» PROBLEM DETAILS
Report every line in the records below that holds the word "value".

══ RECORDS SHOWN

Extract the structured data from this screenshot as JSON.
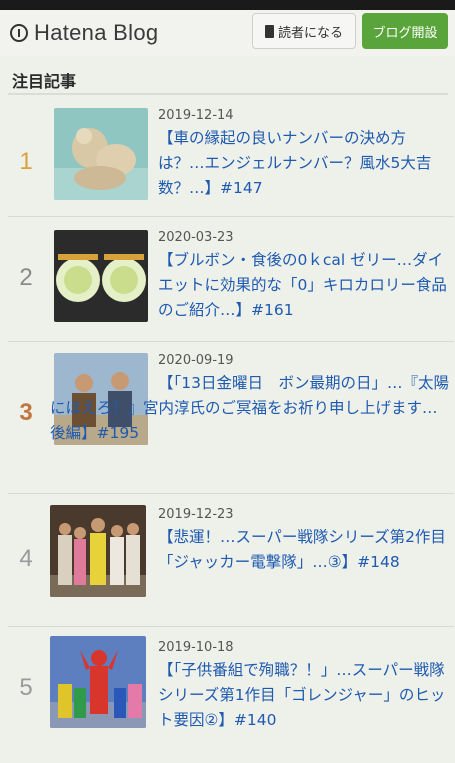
{
  "header": {
    "logo_text": "Hatena Blog",
    "subscribe_label": "読者になる",
    "start_blog_label": "ブログ開設"
  },
  "section": {
    "title": "注目記事"
  },
  "items": [
    {
      "rank": "1",
      "date": "2019-12-14",
      "title": "【車の縁起の良いナンバーの決め方は？…エンジェルナンバー？風水5大吉数？…】#147",
      "rank_color": "#d9a23a"
    },
    {
      "rank": "2",
      "date": "2020-03-23",
      "title": "【ブルボン・食後の0ｋcal ゼリー…ダイエットに効果的な「0」キロカロリー食品のご紹介…】#161",
      "rank_color": "#8a8a8a"
    },
    {
      "rank": "3",
      "date": "2020-09-19",
      "title": "【「13日金曜日　ボン最期の日」…『太陽にほえろ！』宮内淳氏のご冥福をお祈り申し上げます…後編】#195",
      "rank_color": "#c0763e"
    },
    {
      "rank": "4",
      "date": "2019-12-23",
      "title": "【悲運！…スーパー戦隊シリーズ第2作目「ジャッカー電撃隊」…③】#148",
      "rank_color": "#9a9a9a"
    },
    {
      "rank": "5",
      "date": "2019-10-18",
      "title": "【「子供番組で殉職？！」…スーパー戦隊シリーズ第1作目「ゴレンジャー」のヒット要因②】#140",
      "rank_color": "#9a9a9a"
    }
  ]
}
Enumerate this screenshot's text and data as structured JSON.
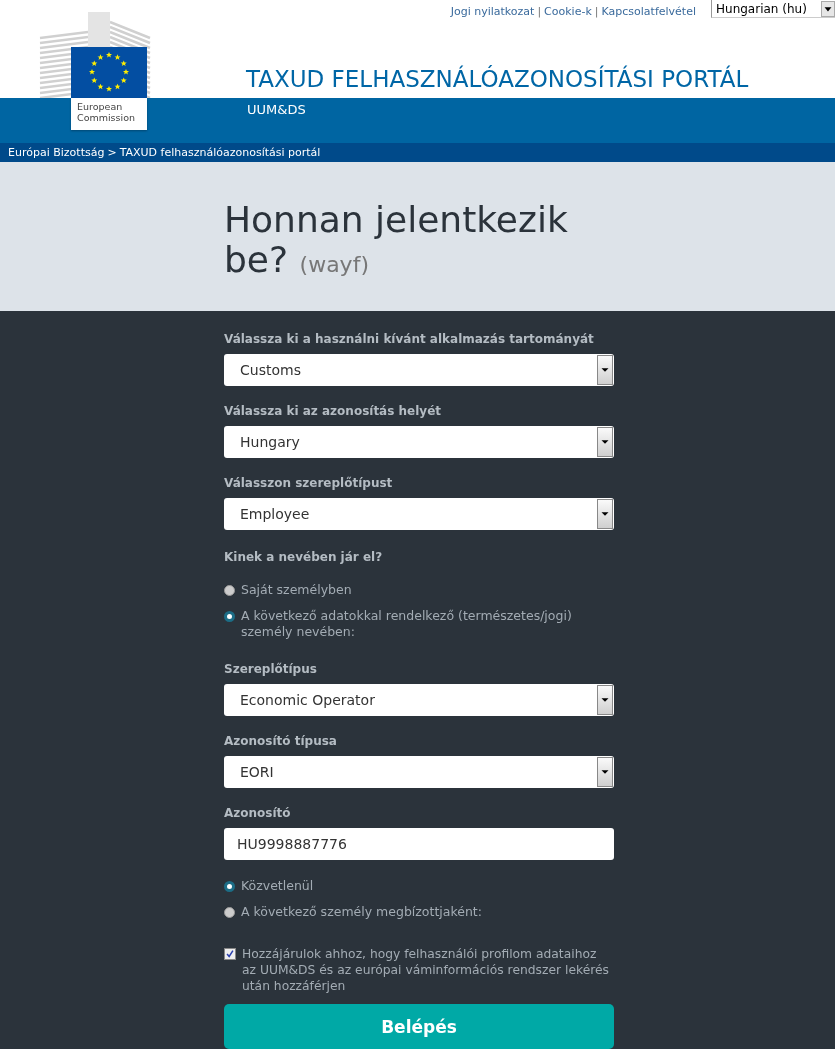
{
  "top_links": [
    "Jogi nyilatkozat",
    "Cookie-k",
    "Kapcsolatfelvétel"
  ],
  "top_links_separator": "|",
  "language_select": {
    "value": "Hungarian (hu)"
  },
  "logo": {
    "label": "European Commission"
  },
  "site": {
    "title": "TAXUD FELHASZNÁLÓAZONOSÍTÁSI PORTÁL",
    "subtitle": "UUM&DS"
  },
  "breadcrumb": [
    "Európai Bizottság",
    "TAXUD felhasználóazonosítási portál"
  ],
  "breadcrumb_separator": ">",
  "page": {
    "title": "Honnan jelentkezik be?",
    "hint": "(wayf)"
  },
  "form": {
    "fields": [
      {
        "kind": "select",
        "label": "Válassza ki a használni kívánt alkalmazás tartományát",
        "value": "Customs"
      },
      {
        "kind": "select",
        "label": "Válassza ki az azonosítás helyét",
        "value": "Hungary"
      },
      {
        "kind": "select",
        "label": "Válasszon szereplőtípust",
        "value": "Employee"
      },
      {
        "kind": "question",
        "label": "Kinek a nevében jár el?"
      },
      {
        "kind": "radio",
        "label": "Saját személyben",
        "selected": false
      },
      {
        "kind": "radio",
        "label": "A következő adatokkal rendelkező (természetes/jogi) személy nevében:",
        "selected": true
      },
      {
        "kind": "select",
        "label": "Szereplőtípus",
        "value": "Economic Operator"
      },
      {
        "kind": "select",
        "label": "Azonosító típusa",
        "value": "EORI"
      },
      {
        "kind": "input",
        "label": "Azonosító",
        "value": "HU9998887776"
      },
      {
        "kind": "radio",
        "label": "Közvetlenül",
        "selected": true
      },
      {
        "kind": "radio",
        "label": "A következő személy megbízottjaként:",
        "selected": false
      },
      {
        "kind": "checkbox",
        "label": "Hozzájárulok ahhoz, hogy felhasználói profilom adataihoz az UUM&DS és az európai váminformációs rendszer lekérés után hozzáférjen",
        "checked": true
      }
    ],
    "submit": "Belépés"
  }
}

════

» RESPONSE TO THE TASK
    "value": "Hungarian (hu)"
        "value": "Customs"
        "value": "Hungary"
        "value": "Employee"
        "value": "Economic Operator"
        "value": "EORI"
        "value": "HU9998887776"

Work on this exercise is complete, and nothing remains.